- Opening Delimiter -

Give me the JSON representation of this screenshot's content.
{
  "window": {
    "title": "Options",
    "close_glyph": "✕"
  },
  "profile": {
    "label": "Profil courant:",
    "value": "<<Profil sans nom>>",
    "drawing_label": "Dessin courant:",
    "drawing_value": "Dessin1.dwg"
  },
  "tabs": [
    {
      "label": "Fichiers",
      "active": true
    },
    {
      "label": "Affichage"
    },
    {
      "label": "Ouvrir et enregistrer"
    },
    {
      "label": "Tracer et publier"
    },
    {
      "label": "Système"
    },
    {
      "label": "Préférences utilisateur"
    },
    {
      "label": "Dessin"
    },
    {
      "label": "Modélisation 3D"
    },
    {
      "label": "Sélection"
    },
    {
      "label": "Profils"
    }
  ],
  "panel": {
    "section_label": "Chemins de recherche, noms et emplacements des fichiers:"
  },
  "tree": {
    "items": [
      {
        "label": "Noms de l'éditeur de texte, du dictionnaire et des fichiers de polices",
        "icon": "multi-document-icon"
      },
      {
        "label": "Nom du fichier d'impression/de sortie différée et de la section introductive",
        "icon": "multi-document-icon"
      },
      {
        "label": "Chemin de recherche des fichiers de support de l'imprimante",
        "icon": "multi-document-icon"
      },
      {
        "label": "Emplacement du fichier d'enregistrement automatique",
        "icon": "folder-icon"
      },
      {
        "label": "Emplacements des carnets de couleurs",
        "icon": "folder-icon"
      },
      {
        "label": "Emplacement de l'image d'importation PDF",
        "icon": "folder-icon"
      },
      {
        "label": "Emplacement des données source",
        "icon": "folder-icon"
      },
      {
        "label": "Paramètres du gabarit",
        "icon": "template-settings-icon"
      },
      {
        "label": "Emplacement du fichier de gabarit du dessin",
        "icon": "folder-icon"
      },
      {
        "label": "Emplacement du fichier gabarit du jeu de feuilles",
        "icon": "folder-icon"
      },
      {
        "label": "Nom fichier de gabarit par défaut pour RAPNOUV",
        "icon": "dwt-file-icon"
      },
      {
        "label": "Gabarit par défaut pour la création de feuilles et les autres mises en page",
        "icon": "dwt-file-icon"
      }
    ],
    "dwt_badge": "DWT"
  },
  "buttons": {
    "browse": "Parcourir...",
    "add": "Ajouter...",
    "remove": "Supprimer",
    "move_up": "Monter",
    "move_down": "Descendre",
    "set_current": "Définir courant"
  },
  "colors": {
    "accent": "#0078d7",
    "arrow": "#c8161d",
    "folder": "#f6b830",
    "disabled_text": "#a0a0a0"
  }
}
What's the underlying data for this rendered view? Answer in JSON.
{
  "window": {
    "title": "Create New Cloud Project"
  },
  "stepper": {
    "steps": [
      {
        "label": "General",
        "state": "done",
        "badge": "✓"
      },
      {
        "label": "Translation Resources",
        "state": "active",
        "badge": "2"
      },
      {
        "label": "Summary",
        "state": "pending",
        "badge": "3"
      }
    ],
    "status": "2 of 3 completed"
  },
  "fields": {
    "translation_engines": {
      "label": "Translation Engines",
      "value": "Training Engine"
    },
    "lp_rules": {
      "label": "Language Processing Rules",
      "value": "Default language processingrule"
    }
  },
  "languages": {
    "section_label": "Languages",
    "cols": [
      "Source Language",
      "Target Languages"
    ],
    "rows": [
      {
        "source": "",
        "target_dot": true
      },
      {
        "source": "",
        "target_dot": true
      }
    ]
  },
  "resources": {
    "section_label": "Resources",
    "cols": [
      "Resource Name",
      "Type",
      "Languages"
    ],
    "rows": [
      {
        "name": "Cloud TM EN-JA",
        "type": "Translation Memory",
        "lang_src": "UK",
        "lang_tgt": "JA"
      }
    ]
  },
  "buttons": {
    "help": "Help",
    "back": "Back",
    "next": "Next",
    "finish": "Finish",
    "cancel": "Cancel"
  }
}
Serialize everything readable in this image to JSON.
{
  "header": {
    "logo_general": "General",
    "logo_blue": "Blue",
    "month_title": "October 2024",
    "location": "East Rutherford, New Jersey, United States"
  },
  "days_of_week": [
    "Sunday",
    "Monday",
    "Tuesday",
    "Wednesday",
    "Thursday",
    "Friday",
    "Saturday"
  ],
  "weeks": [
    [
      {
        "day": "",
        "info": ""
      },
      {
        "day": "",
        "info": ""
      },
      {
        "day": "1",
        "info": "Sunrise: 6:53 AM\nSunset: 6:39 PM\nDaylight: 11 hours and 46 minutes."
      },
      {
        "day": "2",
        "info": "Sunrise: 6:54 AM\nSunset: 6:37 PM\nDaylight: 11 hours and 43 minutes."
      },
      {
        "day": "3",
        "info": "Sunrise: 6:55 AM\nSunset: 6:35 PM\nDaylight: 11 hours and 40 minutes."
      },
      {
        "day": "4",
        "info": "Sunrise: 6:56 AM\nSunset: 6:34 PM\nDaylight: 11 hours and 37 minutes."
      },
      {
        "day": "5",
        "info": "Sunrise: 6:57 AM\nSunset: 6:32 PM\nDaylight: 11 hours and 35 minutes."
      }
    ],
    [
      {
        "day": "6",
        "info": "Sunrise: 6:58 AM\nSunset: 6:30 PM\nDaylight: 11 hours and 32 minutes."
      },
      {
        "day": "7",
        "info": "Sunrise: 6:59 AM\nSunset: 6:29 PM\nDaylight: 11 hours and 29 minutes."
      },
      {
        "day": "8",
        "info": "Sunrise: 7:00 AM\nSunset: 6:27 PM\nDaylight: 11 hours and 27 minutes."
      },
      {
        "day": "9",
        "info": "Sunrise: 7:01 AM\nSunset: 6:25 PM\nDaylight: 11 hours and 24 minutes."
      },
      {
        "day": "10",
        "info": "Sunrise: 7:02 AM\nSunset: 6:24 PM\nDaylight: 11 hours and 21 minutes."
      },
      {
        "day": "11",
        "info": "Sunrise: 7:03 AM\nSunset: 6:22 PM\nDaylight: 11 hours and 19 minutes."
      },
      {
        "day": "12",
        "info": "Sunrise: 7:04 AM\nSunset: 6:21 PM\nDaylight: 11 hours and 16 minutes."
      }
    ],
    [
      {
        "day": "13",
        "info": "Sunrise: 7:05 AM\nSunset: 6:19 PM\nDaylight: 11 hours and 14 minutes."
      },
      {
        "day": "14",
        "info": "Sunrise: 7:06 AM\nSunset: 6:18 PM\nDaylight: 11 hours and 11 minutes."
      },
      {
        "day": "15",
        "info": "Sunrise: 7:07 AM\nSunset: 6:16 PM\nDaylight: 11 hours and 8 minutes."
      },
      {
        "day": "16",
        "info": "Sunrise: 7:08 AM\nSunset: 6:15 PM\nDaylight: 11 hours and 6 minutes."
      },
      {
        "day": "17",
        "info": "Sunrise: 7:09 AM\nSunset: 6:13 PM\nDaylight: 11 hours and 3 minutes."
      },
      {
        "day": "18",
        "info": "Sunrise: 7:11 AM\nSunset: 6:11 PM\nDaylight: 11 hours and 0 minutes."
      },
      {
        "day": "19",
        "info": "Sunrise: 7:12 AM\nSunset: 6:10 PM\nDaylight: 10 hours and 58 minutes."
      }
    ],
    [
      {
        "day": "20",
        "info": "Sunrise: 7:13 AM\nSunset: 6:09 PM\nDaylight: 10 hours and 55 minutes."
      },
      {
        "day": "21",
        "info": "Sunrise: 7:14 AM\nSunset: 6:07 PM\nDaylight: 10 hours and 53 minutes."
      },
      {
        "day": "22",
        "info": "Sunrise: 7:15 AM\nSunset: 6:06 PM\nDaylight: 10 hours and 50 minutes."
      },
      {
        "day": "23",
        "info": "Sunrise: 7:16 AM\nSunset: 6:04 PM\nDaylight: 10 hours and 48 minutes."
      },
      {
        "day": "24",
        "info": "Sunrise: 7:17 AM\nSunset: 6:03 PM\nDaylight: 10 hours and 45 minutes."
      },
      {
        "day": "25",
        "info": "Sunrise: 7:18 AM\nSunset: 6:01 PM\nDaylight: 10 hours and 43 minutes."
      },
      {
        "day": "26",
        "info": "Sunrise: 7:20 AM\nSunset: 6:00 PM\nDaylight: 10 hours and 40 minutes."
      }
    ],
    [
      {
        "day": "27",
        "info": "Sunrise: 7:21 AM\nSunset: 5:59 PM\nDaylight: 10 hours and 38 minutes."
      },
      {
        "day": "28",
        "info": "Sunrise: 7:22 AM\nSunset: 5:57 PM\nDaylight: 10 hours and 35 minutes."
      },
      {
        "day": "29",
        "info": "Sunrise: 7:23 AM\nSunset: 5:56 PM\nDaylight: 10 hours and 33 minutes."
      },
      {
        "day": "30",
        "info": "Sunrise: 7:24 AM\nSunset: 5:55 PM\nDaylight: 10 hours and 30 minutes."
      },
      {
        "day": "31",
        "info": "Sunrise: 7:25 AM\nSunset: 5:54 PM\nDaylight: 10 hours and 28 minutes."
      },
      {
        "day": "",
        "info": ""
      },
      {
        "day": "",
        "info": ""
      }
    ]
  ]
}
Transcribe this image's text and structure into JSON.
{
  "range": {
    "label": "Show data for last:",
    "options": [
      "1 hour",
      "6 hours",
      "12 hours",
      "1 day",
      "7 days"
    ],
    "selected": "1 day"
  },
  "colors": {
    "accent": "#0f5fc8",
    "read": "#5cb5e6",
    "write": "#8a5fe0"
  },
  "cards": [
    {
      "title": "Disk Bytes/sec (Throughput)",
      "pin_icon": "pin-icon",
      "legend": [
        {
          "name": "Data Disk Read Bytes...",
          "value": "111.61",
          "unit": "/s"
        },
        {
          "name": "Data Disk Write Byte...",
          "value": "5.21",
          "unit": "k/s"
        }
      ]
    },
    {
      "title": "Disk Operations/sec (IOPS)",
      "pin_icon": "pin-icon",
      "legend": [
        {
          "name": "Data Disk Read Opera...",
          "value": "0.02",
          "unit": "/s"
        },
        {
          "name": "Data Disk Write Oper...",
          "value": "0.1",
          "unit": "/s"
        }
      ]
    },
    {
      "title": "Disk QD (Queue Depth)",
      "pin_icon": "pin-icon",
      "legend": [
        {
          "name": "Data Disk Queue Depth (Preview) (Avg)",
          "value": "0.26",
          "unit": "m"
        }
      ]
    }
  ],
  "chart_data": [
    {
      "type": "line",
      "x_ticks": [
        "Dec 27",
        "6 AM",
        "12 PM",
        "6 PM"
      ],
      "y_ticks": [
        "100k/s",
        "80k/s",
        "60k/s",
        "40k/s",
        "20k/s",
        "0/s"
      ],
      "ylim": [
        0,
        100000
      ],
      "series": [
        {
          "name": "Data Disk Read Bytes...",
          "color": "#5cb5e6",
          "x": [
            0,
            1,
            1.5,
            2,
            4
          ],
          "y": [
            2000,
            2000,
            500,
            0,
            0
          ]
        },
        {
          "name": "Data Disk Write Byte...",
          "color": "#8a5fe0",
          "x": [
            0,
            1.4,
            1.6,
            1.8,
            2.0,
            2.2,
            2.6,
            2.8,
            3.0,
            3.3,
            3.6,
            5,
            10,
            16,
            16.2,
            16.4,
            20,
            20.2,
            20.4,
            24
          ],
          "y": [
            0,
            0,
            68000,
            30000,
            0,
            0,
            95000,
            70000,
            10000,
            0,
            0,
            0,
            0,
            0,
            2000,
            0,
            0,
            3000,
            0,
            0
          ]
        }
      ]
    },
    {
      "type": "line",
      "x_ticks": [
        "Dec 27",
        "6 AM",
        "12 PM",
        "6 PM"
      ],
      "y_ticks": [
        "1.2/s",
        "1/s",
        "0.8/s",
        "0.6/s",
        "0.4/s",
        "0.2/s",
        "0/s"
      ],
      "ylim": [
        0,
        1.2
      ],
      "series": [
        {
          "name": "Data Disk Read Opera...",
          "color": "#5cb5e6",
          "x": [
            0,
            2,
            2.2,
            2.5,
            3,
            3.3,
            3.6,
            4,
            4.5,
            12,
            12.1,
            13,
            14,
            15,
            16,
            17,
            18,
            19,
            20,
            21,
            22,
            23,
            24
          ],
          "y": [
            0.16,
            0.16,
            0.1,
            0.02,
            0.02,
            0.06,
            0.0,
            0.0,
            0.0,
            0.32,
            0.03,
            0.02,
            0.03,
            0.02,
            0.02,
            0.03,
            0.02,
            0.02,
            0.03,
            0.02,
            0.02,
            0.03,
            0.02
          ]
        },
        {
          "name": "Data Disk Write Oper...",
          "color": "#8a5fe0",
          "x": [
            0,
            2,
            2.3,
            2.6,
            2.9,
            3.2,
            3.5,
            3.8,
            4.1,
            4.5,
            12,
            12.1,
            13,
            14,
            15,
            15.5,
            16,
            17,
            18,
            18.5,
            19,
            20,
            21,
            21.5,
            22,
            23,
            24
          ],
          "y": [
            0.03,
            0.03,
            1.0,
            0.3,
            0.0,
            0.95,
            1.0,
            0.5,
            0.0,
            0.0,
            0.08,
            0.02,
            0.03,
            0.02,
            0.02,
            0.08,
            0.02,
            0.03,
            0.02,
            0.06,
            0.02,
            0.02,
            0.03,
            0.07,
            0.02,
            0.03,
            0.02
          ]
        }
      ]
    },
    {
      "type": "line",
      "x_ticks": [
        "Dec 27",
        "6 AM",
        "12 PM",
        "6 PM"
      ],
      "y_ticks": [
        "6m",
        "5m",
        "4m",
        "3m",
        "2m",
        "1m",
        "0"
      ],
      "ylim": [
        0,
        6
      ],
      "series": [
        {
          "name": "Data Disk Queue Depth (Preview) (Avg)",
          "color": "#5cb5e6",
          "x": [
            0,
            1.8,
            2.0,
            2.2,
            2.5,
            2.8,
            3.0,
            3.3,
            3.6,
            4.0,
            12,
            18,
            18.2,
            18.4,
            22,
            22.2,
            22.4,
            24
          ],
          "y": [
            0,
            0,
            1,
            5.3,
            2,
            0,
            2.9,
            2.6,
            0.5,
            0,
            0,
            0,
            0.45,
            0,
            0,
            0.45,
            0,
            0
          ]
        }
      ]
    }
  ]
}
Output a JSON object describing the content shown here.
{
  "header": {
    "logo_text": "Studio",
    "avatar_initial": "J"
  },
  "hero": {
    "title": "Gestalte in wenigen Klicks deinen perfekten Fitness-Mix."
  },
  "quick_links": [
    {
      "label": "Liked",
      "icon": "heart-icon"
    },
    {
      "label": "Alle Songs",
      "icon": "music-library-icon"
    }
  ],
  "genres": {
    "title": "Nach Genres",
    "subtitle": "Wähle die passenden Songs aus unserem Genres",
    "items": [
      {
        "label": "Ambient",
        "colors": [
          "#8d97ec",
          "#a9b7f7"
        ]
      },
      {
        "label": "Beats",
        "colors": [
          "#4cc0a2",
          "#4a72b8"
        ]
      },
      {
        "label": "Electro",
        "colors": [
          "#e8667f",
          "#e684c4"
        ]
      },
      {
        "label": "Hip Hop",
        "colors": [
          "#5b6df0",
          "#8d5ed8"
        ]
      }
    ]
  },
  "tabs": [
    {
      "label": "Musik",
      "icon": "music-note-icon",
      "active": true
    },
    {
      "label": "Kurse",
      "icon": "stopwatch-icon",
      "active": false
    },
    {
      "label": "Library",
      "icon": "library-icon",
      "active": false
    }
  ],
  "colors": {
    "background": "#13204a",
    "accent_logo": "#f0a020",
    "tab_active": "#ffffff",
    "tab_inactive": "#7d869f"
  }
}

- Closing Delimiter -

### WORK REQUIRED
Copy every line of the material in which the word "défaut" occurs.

### RESULT BELOW
        "label": "Nom fichier de gabarit par défaut pour RAPNOUV",
        "label": "Gabarit par défaut pour la création de feuilles et les autres mises en page",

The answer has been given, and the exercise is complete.